Money plays a role in almost every decision you make. Unfortunately, we don’t learn about it in school. Only one in three adults worldwide understand basic concepts of finance and a majority of high school graduates wish they had learned about finance in school. Money may not buy happiness, but it buys people a sense of security and freedom. It is important for children to have a basic understanding of money from a young age so that they can value it and understand what it’s worth. Not only do children learn the value of money, but also responsibility. Money and responsibility go hand in hand; if you pay a bill late you are responsible and therefore there will be consequences.
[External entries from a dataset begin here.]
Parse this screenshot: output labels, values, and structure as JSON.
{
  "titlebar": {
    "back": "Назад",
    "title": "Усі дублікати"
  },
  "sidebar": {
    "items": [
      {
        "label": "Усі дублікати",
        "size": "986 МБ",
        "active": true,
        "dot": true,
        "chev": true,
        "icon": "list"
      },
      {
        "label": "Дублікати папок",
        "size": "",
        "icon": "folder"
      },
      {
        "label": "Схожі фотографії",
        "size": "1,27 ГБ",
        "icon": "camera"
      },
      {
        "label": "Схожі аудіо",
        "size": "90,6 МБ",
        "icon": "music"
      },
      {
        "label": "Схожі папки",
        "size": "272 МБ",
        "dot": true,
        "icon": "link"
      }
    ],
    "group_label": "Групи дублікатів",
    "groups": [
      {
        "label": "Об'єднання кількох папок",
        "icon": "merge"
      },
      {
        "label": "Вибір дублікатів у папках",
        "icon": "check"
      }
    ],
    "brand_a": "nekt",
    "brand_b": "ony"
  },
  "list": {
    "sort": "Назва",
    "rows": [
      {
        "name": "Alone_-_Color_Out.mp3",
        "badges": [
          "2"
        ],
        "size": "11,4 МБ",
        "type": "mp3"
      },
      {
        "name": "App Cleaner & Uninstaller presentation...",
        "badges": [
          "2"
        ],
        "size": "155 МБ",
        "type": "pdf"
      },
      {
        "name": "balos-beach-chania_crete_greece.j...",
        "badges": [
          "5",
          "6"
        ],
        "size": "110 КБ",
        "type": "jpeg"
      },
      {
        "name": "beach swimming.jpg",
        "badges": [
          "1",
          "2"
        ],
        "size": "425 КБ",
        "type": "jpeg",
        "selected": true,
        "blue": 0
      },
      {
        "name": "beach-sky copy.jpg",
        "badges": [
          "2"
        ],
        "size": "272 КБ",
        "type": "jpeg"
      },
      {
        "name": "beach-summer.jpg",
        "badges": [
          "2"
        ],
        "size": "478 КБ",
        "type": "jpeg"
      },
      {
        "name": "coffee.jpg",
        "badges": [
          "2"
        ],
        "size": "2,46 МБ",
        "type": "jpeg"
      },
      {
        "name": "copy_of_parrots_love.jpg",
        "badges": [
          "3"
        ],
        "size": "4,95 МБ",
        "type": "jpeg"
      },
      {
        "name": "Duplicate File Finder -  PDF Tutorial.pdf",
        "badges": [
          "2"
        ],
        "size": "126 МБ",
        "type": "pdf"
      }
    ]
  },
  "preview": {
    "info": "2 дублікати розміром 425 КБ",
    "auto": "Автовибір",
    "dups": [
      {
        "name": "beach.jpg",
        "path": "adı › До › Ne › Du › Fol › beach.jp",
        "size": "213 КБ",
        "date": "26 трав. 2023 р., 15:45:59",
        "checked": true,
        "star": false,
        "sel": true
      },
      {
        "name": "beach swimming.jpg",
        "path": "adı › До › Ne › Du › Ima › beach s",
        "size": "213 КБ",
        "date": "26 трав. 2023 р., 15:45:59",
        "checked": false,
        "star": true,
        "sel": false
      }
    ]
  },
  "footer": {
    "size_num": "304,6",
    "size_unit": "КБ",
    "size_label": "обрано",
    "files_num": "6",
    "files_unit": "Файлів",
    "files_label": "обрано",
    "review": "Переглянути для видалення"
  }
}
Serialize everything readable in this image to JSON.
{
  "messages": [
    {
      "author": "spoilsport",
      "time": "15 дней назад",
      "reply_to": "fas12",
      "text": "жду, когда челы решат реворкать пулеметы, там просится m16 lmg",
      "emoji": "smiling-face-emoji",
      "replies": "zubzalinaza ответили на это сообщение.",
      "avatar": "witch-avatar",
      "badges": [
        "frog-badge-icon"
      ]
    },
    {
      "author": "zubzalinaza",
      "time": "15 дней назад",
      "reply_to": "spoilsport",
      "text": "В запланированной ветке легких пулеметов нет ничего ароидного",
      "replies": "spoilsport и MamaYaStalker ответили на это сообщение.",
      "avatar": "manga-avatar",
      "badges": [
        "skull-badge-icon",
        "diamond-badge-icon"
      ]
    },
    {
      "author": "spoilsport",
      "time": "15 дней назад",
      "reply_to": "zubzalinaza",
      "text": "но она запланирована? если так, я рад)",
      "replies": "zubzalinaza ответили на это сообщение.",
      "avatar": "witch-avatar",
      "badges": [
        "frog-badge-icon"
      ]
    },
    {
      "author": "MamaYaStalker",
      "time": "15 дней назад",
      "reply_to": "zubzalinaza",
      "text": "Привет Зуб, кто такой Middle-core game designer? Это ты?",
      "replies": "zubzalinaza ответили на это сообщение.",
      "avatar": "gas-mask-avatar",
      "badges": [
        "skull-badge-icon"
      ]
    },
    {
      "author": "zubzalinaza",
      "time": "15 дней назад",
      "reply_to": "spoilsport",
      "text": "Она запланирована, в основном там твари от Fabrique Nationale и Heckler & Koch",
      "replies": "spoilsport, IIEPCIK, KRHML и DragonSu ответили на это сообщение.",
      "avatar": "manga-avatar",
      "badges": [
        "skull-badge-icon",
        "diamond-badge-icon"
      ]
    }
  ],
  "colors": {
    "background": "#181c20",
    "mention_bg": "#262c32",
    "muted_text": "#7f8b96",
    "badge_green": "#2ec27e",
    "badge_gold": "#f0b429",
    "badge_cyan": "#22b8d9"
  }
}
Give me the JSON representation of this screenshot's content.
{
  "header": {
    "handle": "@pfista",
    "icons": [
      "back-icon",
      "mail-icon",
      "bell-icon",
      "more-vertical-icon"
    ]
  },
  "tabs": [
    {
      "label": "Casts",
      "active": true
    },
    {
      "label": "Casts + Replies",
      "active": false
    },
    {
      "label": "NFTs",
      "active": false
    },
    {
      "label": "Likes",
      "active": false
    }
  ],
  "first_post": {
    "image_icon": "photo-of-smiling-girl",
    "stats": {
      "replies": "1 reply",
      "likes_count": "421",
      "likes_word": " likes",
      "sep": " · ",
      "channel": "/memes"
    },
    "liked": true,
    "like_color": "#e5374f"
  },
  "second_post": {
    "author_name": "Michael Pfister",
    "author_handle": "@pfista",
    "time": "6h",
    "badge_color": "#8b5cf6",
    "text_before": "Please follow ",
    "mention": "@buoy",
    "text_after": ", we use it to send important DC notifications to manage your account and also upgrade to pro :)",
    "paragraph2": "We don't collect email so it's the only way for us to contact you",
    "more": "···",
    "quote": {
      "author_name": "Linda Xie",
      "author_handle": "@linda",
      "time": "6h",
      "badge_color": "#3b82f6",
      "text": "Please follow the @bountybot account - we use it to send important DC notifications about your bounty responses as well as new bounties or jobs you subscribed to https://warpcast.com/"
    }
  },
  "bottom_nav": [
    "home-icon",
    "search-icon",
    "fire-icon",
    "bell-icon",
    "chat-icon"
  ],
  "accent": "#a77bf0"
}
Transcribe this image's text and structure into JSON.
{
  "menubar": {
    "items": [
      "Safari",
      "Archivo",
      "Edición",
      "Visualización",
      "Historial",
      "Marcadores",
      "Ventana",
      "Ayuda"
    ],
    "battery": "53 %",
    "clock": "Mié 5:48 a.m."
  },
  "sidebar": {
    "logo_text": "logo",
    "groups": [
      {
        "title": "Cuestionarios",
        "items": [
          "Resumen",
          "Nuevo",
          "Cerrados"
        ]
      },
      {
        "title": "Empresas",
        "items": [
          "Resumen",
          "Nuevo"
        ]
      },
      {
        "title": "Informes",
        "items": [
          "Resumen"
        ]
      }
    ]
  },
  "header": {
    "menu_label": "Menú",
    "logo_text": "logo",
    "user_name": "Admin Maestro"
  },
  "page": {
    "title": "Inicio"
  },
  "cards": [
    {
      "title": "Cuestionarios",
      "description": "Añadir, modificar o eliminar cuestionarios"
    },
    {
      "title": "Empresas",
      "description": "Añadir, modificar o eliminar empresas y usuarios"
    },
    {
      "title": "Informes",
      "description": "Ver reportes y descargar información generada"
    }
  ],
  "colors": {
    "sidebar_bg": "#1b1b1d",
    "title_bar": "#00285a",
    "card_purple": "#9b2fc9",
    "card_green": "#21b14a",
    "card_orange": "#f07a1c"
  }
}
Ideally, a student should learn the fundamentals of basic finance before high school. They should have somewhat of an understanding of assets, liabilities, tax, expenditures, and different markets. Children should also somewhat understand budgeting. Just like most teenagers, I enjoy playing video games. A few years ago, I wanted to purchase a gaming PC; I asked my father how I could save up. Watching my father trade stocks, I came across the stock market and purchased shares. After a few months, I took my profit and had enough to purchase the gaming PC I wanted. I had essentially budgeted the PC by my own means. Similar little things will not only give children a head-start, but it will also help shape their thinking.
As a young student myself, I believe it is essential for children to get involved with their family’s financial affairs. Ideally, parents should involve their children in every financial decision possible. Whether they are investing in stocks, picking up a line of credit, or simply helping their parents manage a bank account. In my experience, being “involved” in financial decisions has been crucial. Learning hands-on with money was more efficient as it prepared me for situations in the future.
When I was younger I would go to the bank with my family to learn about equity, mortgages, and so forth. My father even bought me a children’s book to teach me about money when I was about seven years old. Even if young adults and children don’t have much support at home, they should take an initiative and learn by their own means. Fortunately, there are well over thousands of videos on money and finances available to everyone.
Younger children under the age of 10-11, should learn basic money management; saving, spending, and giving. This is what I learned as a younger kid and it has come a long way for me. Once children learn about money, they learn responsibility. And once they learn responsibility, who knows what the future holds for them.
Author Abhay Chahal's pic above.